We highlight the interest of using the Indices of Polarimetric Purity (IPPs) for the biological tissue inspection. These are three polarimetric metrics focused on the study of the depolarizing behaviour of the sample. The IPPs have been recently proposed in the literature and provide different and synthetized information than the commonly used depolarizing indices, as depolarization index (PΔ) or depolarization power (Δ). Compared with the standard polarimetric images of biological samples, IPPs enhance the contrast between different tissues of the sample and show differences between similar tissues which are not observed using the other standard techniques. Moreover, they present further physical information related to the depolarization mechanisms inherent to different tissues. In addition, the algorithm does not require advanced calculations (as in the case of polar decompositions), being the indices of polarimetric purity fast and easy to implement. We also propose a pseudo-coloured image method which encodes the sample information as a function of the different indices weights. These images allow us to customize the visualization of samples and to highlight certain of their constitutive structures. The interest and potential of the IPP approach are experimentally illustrated throughout the manuscript by comparing polarimetric images of different ex-vivo samples obtained with standard polarimetric methods with those obtained from the IPPs analysis. Enhanced contrast and retrieval of new information are experimentally obtained from the different IPP based images.

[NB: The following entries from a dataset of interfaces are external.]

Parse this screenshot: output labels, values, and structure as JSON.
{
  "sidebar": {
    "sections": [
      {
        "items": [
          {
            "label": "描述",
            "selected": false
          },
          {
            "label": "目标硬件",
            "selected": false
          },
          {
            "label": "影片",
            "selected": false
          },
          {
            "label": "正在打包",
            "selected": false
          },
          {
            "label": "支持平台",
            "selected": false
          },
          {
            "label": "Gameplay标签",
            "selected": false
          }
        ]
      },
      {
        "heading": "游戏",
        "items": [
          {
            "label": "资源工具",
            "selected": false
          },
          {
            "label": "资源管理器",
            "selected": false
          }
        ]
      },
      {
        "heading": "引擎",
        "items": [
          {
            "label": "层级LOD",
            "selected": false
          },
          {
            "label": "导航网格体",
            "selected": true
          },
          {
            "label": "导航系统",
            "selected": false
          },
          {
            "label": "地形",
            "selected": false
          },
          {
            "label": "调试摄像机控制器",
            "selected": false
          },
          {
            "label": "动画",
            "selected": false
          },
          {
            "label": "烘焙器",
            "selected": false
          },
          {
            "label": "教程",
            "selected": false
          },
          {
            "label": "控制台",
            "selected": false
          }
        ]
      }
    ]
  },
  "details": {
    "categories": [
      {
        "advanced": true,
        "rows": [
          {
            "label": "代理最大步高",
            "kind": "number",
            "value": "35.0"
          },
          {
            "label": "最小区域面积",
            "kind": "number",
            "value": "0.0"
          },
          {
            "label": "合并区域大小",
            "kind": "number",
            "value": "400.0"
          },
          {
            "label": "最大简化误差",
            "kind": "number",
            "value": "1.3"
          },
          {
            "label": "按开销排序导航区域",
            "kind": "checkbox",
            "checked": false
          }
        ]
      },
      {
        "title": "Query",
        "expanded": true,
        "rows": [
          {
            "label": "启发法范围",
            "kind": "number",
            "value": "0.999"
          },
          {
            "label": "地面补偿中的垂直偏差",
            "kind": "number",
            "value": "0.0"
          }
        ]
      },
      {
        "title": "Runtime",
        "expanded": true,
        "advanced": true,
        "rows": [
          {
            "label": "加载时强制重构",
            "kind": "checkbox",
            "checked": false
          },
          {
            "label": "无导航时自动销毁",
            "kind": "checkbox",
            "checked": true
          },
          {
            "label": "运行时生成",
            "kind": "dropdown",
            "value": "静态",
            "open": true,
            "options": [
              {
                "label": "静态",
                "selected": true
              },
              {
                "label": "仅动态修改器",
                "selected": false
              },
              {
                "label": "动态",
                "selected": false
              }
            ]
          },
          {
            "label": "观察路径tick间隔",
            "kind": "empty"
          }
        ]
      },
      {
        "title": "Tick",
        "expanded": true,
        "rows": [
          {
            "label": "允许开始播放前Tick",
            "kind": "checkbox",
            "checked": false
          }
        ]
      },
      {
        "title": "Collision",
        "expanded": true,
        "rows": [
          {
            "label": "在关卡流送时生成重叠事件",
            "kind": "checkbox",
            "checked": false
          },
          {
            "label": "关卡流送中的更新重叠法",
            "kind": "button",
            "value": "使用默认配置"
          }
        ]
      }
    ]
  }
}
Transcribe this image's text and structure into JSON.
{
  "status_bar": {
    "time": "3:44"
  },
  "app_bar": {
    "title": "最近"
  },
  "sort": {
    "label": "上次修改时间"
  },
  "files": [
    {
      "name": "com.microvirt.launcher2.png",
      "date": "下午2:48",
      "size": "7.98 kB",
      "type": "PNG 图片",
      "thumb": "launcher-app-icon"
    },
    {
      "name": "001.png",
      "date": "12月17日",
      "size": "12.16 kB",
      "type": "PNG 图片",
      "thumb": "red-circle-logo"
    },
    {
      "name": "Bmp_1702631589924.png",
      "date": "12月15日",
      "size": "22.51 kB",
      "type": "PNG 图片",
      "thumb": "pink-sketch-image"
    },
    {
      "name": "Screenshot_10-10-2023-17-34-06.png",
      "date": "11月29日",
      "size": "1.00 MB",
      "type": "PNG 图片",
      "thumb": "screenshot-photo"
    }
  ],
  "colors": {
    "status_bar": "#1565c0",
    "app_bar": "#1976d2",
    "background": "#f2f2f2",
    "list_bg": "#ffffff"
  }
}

We present mathematical formulas generalizing polarization gating (PG) techniques. PG refers to a collection of imaging methods based on the combination of different controlled polarization channels. In particular, we show how using the measured Mueller matrix (MM) of a sample, a widespread number of PG configurations can be evaluated just from analytical expressions based on the MM coefficients. We also show the interest of controlling the helicity of the states of polarization used for PG-based metrology, as this parameter has an impact in the image contrast of samples. In addition, we highlight the interest of combining PG techniques with tools of data analysis related to the MM formalism, such as the well-known MM decompositions. The method discussed in this work is illustrated with the results of polarimetric measurements done on artificial phantoms and real ex-vivo tissues.